A democratic colony far above Earth that looks like a giant cylinder, has no violence and whose residents eat meat grown in a lab. This is Asten, a utopia designed by Toronto student Eric Yam, and it has won a NASA grand prize.

Everybody at the orbiting space colony would speak fluent English, Hindi and Mandarin.

Education would include courses on good citizenship, settlers would be pre-screened for a propensity for violence and everybody would have access to free, efficient health care.

“I designed it to be close to the Canadian society that I live in,” says Eric Yam, a Grade 12 student at Northern Secondary School who won the grand prize in a NASA contest for conceiving a space city like an idealized Toronto.

For the superstructure, Yam even designed a series of stacked rings, like a hollow cylinder, reminiscent of the curved towers of Toronto City Hall.

“I never noticed that before,” he said yesterday when the prize was announced.

The annual contest, judged by engineers and scientists at the National Aeronautics and Space Administration, calls for students in Grades 6 to 12 to design a space colony that would orbit the Earth 50 years from now.

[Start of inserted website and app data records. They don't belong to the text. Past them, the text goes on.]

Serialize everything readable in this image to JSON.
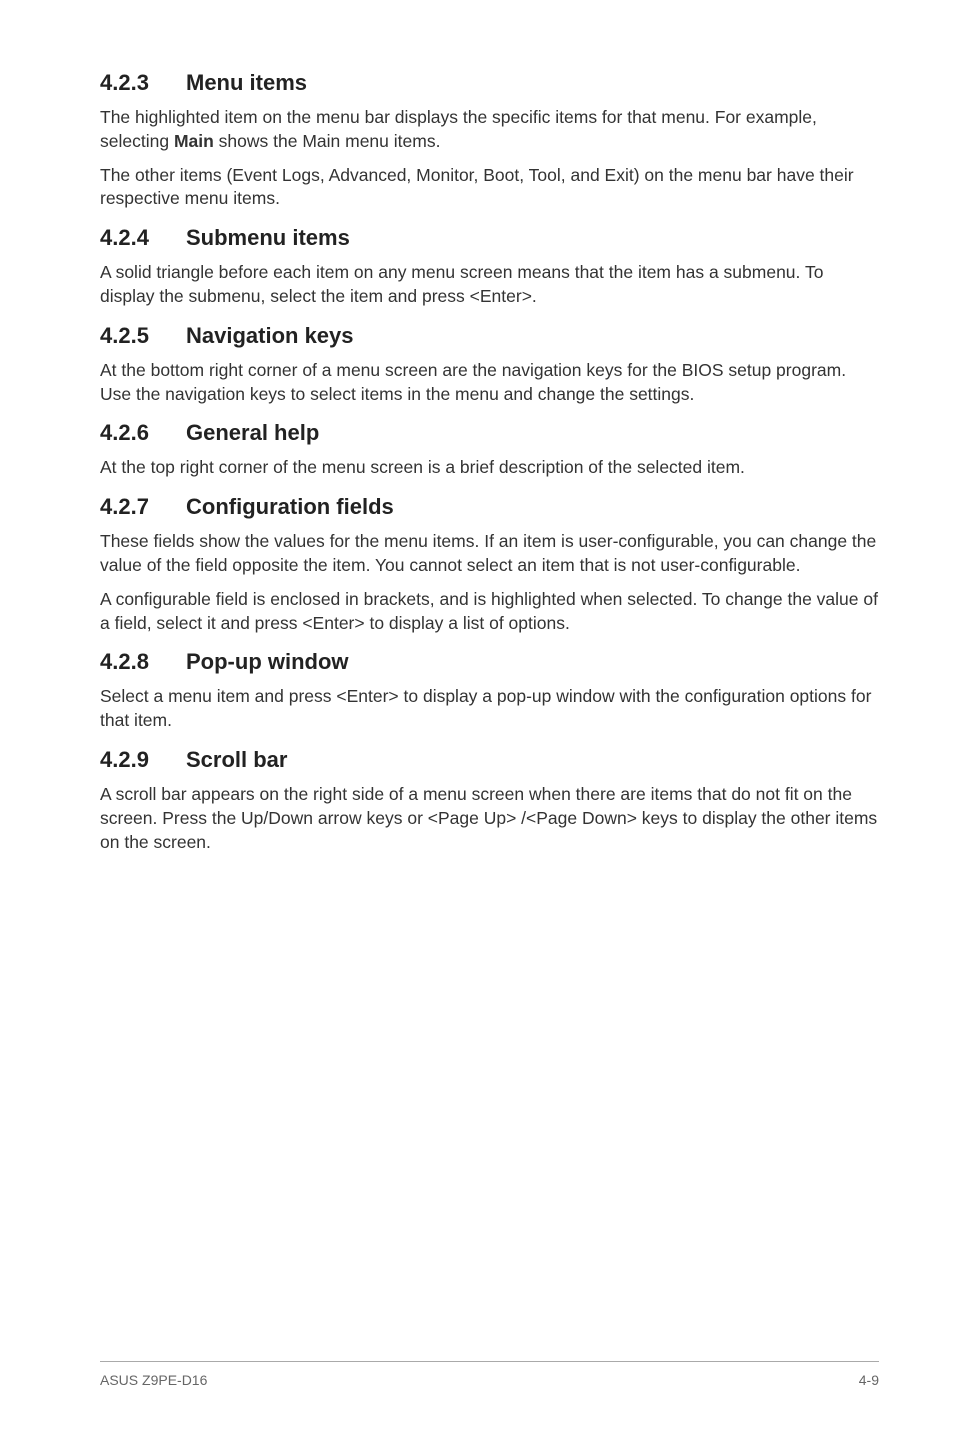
{
  "sections": [
    {
      "num": "4.2.3",
      "title": "Menu items",
      "paras": [
        {
          "segments": [
            {
              "t": "The highlighted item on the menu bar displays the specific items for that menu. For example, selecting "
            },
            {
              "t": "Main",
              "bold": true
            },
            {
              "t": " shows the Main menu items."
            }
          ]
        },
        {
          "segments": [
            {
              "t": "The other items (Event Logs, Advanced, Monitor, Boot, Tool, and Exit) on the menu bar have their respective menu items."
            }
          ]
        }
      ]
    },
    {
      "num": "4.2.4",
      "title": "Submenu items",
      "paras": [
        {
          "segments": [
            {
              "t": "A solid triangle before each item on any menu screen means that the item has a submenu. To display the submenu, select the item and press <Enter>."
            }
          ]
        }
      ]
    },
    {
      "num": "4.2.5",
      "title": "Navigation keys",
      "paras": [
        {
          "segments": [
            {
              "t": "At the bottom right corner of a menu screen are the navigation keys for the BIOS setup program. Use the navigation keys to select items in the menu and change the settings."
            }
          ]
        }
      ]
    },
    {
      "num": "4.2.6",
      "title": "General help",
      "paras": [
        {
          "segments": [
            {
              "t": "At the top right corner of the menu screen is a brief description of the selected item."
            }
          ]
        }
      ]
    },
    {
      "num": "4.2.7",
      "title": "Configuration fields",
      "paras": [
        {
          "segments": [
            {
              "t": "These fields show the values for the menu items. If an item is user-configurable, you can change the value of the field opposite the item. You cannot select an item that is not user-configurable."
            }
          ]
        },
        {
          "segments": [
            {
              "t": "A configurable field is enclosed in brackets, and is highlighted when selected. To change the value of a field, select it and press <Enter> to display a list of options."
            }
          ]
        }
      ]
    },
    {
      "num": "4.2.8",
      "title": "Pop-up window",
      "paras": [
        {
          "segments": [
            {
              "t": "Select a menu item and press <Enter> to display a pop-up window with the configuration options for that item."
            }
          ]
        }
      ]
    },
    {
      "num": "4.2.9",
      "title": "Scroll bar",
      "paras": [
        {
          "segments": [
            {
              "t": "A scroll bar appears on the right side of a menu screen when there are items that do not fit on the screen. Press the Up/Down arrow keys or <Page Up> /<Page Down> keys to display the other items on the screen."
            }
          ]
        }
      ]
    }
  ],
  "footer": {
    "left": "ASUS Z9PE-D16",
    "right": "4-9"
  }
}
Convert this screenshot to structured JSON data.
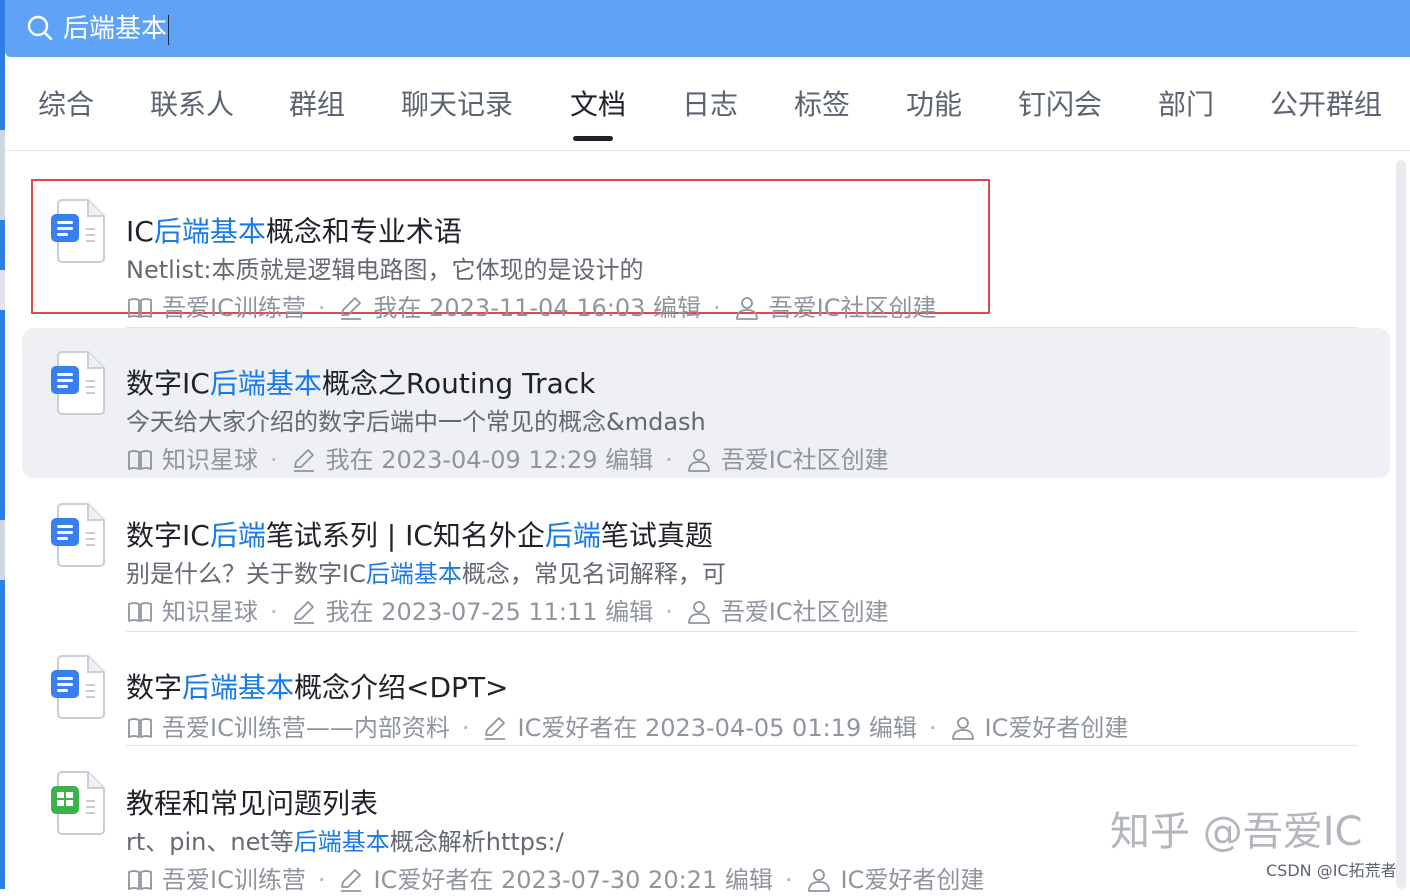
{
  "search": {
    "query": "后端基本"
  },
  "tabs": [
    {
      "label": "综合"
    },
    {
      "label": "联系人"
    },
    {
      "label": "群组"
    },
    {
      "label": "聊天记录"
    },
    {
      "label": "文档"
    },
    {
      "label": "日志"
    },
    {
      "label": "标签"
    },
    {
      "label": "功能"
    },
    {
      "label": "钉闪会"
    },
    {
      "label": "部门"
    },
    {
      "label": "公开群组"
    }
  ],
  "active_tab": "文档",
  "results": [
    {
      "icon": "doc-icon",
      "title_parts": [
        "IC",
        "后端基本",
        "概念和专业术语"
      ],
      "snippet_parts": [
        "Netlist:本质就是逻辑电路图，它体现的是设计的"
      ],
      "space": "吾爱IC训练营",
      "edited": "我在 2023-11-04 16:03 编辑",
      "creator": "吾爱IC社区创建"
    },
    {
      "icon": "doc-icon",
      "title_parts": [
        "数字IC",
        "后端基本",
        "概念之Routing Track"
      ],
      "snippet_parts": [
        "今天给大家介绍的数字后端中一个常见的概念&mdash"
      ],
      "space": "知识星球",
      "edited": "我在 2023-04-09 12:29 编辑",
      "creator": "吾爱IC社区创建"
    },
    {
      "icon": "doc-icon",
      "title_parts": [
        "数字IC",
        "后端",
        "笔试系列 | IC知名外企",
        "后端",
        "笔试真题"
      ],
      "snippet_parts": [
        "别是什么？关于数字IC",
        "后端基本",
        "概念，常见名词解释，可"
      ],
      "space": "知识星球",
      "edited": "我在 2023-07-25 11:11 编辑",
      "creator": "吾爱IC社区创建"
    },
    {
      "icon": "doc-icon",
      "title_parts": [
        "数字",
        "后端基本",
        "概念介绍<DPT>"
      ],
      "snippet_parts": [],
      "space": "吾爱IC训练营——内部资料",
      "edited": "IC爱好者在 2023-04-05 01:19 编辑",
      "creator": "IC爱好者创建"
    },
    {
      "icon": "sheet-icon",
      "title_parts": [
        "教程和常见问题列表"
      ],
      "snippet_parts": [
        "rt、pin、net等",
        "后端基本",
        "概念解析https:/"
      ],
      "space": "吾爱IC训练营",
      "edited": "IC爱好者在 2023-07-30 20:21 编辑",
      "creator": "IC爱好者创建"
    }
  ],
  "watermark": "知乎 @吾爱IC",
  "credit": "CSDN @IC拓荒者",
  "colors": {
    "accent": "#1a7ae6",
    "search_bar": "#5ea3f6",
    "highlight_box": "#d94c4c"
  }
}
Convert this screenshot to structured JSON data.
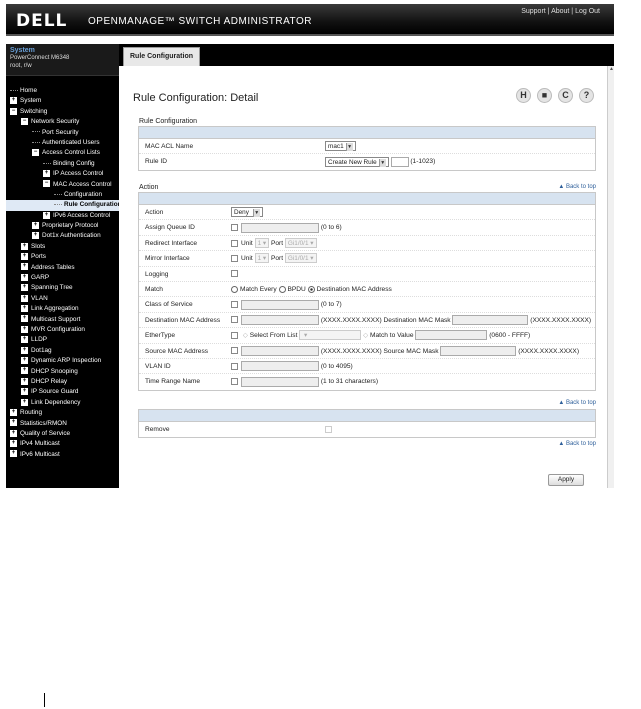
{
  "header": {
    "logo": "DELL",
    "app_title": "OPENMANAGE™ SWITCH ADMINISTRATOR",
    "links": [
      "Support",
      "About",
      "Log Out"
    ]
  },
  "system": {
    "title": "System",
    "model": "PowerConnect M6348",
    "user": "root, r/w"
  },
  "nav": [
    {
      "label": "Home",
      "level": 0,
      "icon": "leaf"
    },
    {
      "label": "System",
      "level": 0,
      "icon": "plus"
    },
    {
      "label": "Switching",
      "level": 0,
      "icon": "minus"
    },
    {
      "label": "Network Security",
      "level": 1,
      "icon": "minus"
    },
    {
      "label": "Port Security",
      "level": 2,
      "icon": "leaf"
    },
    {
      "label": "Authenticated Users",
      "level": 2,
      "icon": "leaf"
    },
    {
      "label": "Access Control Lists",
      "level": 2,
      "icon": "minus"
    },
    {
      "label": "Binding Config",
      "level": 3,
      "icon": "leaf"
    },
    {
      "label": "IP Access Control",
      "level": 3,
      "icon": "plus"
    },
    {
      "label": "MAC Access Control",
      "level": 3,
      "icon": "minus"
    },
    {
      "label": "Configuration",
      "level": 4,
      "icon": "leaf"
    },
    {
      "label": "Rule Configuration",
      "level": 4,
      "icon": "leaf",
      "selected": true
    },
    {
      "label": "IPv6 Access Control",
      "level": 3,
      "icon": "plus"
    },
    {
      "label": "Proprietary Protocol",
      "level": 2,
      "icon": "plus"
    },
    {
      "label": "Dot1x Authentication",
      "level": 2,
      "icon": "plus"
    },
    {
      "label": "Slots",
      "level": 1,
      "icon": "plus"
    },
    {
      "label": "Ports",
      "level": 1,
      "icon": "plus"
    },
    {
      "label": "Address Tables",
      "level": 1,
      "icon": "plus"
    },
    {
      "label": "GARP",
      "level": 1,
      "icon": "plus"
    },
    {
      "label": "Spanning Tree",
      "level": 1,
      "icon": "plus"
    },
    {
      "label": "VLAN",
      "level": 1,
      "icon": "plus"
    },
    {
      "label": "Link Aggregation",
      "level": 1,
      "icon": "plus"
    },
    {
      "label": "Multicast Support",
      "level": 1,
      "icon": "plus"
    },
    {
      "label": "MVR Configuration",
      "level": 1,
      "icon": "plus"
    },
    {
      "label": "LLDP",
      "level": 1,
      "icon": "plus"
    },
    {
      "label": "Dot1ag",
      "level": 1,
      "icon": "plus"
    },
    {
      "label": "Dynamic ARP Inspection",
      "level": 1,
      "icon": "plus"
    },
    {
      "label": "DHCP Snooping",
      "level": 1,
      "icon": "plus"
    },
    {
      "label": "DHCP Relay",
      "level": 1,
      "icon": "plus"
    },
    {
      "label": "IP Source Guard",
      "level": 1,
      "icon": "plus"
    },
    {
      "label": "Link Dependency",
      "level": 1,
      "icon": "plus"
    },
    {
      "label": "Routing",
      "level": 0,
      "icon": "plus"
    },
    {
      "label": "Statistics/RMON",
      "level": 0,
      "icon": "plus"
    },
    {
      "label": "Quality of Service",
      "level": 0,
      "icon": "plus"
    },
    {
      "label": "IPv4 Multicast",
      "level": 0,
      "icon": "plus"
    },
    {
      "label": "IPv6 Multicast",
      "level": 0,
      "icon": "plus"
    }
  ],
  "tab": "Rule Configuration",
  "page_title": "Rule Configuration: Detail",
  "section_rule": "Rule Configuration",
  "rule_config": {
    "mac_acl_name_label": "MAC ACL Name",
    "mac_acl_name_value": "mac1",
    "rule_id_label": "Rule ID",
    "rule_id_value": "Create New Rule",
    "rule_id_range": "(1-1023)"
  },
  "section_action": "Action",
  "back_to_top": "Back to top",
  "action": {
    "action_label": "Action",
    "action_value": "Deny",
    "assign_queue_label": "Assign Queue ID",
    "assign_queue_range": "(0 to 6)",
    "redirect_label": "Redirect Interface",
    "mirror_label": "Mirror Interface",
    "unit_label": "Unit",
    "unit_value": "1",
    "port_label": "Port",
    "port_value": "Gi1/0/1",
    "logging_label": "Logging",
    "match_label": "Match",
    "match_every": "Match Every",
    "bpdu": "BPDU",
    "dest_mac_opt": "Destination MAC Address",
    "cos_label": "Class of Service",
    "cos_range": "(0 to 7)",
    "dest_mac_label": "Destination MAC Address",
    "mac_format": "(XXXX.XXXX.XXXX)",
    "dest_mask_label": "Destination MAC Mask",
    "ethertype_label": "EtherType",
    "select_from_list": "Select From List",
    "match_to_value": "Match to Value",
    "ethertype_range": "(0600 - FFFF)",
    "src_mac_label": "Source MAC Address",
    "src_mask_label": "Source MAC Mask",
    "vlan_label": "VLAN ID",
    "vlan_range": "(0 to 4095)",
    "time_range_label": "Time Range Name",
    "time_range_hint": "(1 to 31 characters)"
  },
  "remove_label": "Remove",
  "apply_label": "Apply"
}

Yam beat out more than 300 entries from nearly 900 students around the world to become the first Canadian to win the contest in its 16 years. He tied with a team from Orissa, India.

He called his space station Asten, another name for the Egyptian god Thoth, master of divine and physical law.

“He basically built a utopia from scratch,” said math and physics teacher Gillian Evans, staff adviser on the project.

“He had to design something that would orbit the Earth successfully,” she said in admiration of Yam, whom she described as a well-rounded student.

“He had to explain how to build it cheaply, finance it, keep it running, how to feed people, keep their air clean, how it would govern and police itself, and what’s the social structure.”

Designed as a self-sustaining colony for 10,000 residents, Asten would be open to as many as 300 visitors at a time, including revenue-producing tourists.

Four main characteristics of the Asten project perhaps caught the judges’ eyes, the 17-year-old said.

Modularity: Yam designed modular components, such as apartment units and distinct common corridors, that could be updated or replaced by other types of units altogether.

Mass production: “If you can mass-produce certain sections, you can save money, time and you can cut down on errors,” he said.

Use of existing technology: “He didn’t go too far in making up stuff,” Evans said. “He didn’t say, ‘Maybe this will be feasible in 50 years so we’ll pretend it will be.”

Social systems: After designing the technology, Yam proceeded to lay out a social structure that calls for a democratically elected president and a council of 20 experts in five fields, including environmental sustainability.